**Data supplied**:
--
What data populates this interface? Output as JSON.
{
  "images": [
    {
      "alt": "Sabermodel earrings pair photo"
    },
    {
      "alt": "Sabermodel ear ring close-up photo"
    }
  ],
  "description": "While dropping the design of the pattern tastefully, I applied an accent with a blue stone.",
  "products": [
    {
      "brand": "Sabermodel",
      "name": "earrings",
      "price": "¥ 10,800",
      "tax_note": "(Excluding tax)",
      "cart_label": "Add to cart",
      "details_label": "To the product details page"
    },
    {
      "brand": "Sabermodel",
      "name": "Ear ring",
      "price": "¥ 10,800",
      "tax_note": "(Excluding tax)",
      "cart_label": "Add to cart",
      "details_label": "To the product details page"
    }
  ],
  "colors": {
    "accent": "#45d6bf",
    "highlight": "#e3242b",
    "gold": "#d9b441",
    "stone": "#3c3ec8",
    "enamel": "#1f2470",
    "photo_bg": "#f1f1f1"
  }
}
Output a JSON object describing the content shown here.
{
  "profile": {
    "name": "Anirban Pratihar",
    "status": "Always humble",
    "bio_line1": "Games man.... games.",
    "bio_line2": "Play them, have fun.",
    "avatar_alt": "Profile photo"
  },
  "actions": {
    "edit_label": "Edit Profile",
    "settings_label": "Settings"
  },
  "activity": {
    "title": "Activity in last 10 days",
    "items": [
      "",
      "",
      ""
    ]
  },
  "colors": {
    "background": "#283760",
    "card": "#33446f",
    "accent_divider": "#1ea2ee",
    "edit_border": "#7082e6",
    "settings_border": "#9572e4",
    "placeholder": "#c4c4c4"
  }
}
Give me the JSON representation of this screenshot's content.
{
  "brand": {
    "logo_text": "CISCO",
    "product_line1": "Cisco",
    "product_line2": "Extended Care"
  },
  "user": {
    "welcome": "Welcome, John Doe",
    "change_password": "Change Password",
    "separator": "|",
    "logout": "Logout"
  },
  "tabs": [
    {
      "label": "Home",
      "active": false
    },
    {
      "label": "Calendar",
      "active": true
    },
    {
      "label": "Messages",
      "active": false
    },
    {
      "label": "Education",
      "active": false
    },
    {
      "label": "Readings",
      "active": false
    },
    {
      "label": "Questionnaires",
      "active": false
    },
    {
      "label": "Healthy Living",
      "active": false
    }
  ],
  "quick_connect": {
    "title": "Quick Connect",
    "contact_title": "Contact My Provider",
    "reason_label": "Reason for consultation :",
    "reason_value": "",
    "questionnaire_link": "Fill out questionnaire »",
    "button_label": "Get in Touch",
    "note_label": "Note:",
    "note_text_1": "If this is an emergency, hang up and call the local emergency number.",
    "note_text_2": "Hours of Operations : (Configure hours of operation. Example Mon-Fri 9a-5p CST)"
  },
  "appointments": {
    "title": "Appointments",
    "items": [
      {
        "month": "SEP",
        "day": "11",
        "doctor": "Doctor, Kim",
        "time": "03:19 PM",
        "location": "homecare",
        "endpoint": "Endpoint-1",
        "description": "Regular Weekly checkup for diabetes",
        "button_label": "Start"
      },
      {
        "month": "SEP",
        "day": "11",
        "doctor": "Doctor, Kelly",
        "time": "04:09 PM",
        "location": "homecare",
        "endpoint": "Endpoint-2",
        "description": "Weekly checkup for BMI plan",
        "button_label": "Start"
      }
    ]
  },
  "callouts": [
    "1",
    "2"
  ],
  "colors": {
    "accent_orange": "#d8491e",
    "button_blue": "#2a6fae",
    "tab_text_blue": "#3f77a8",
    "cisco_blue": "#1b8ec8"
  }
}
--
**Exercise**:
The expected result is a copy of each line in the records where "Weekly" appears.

**Worked solution**:
        "description": "Regular Weekly checkup for diabetes",
        "description": "Weekly checkup for BMI plan",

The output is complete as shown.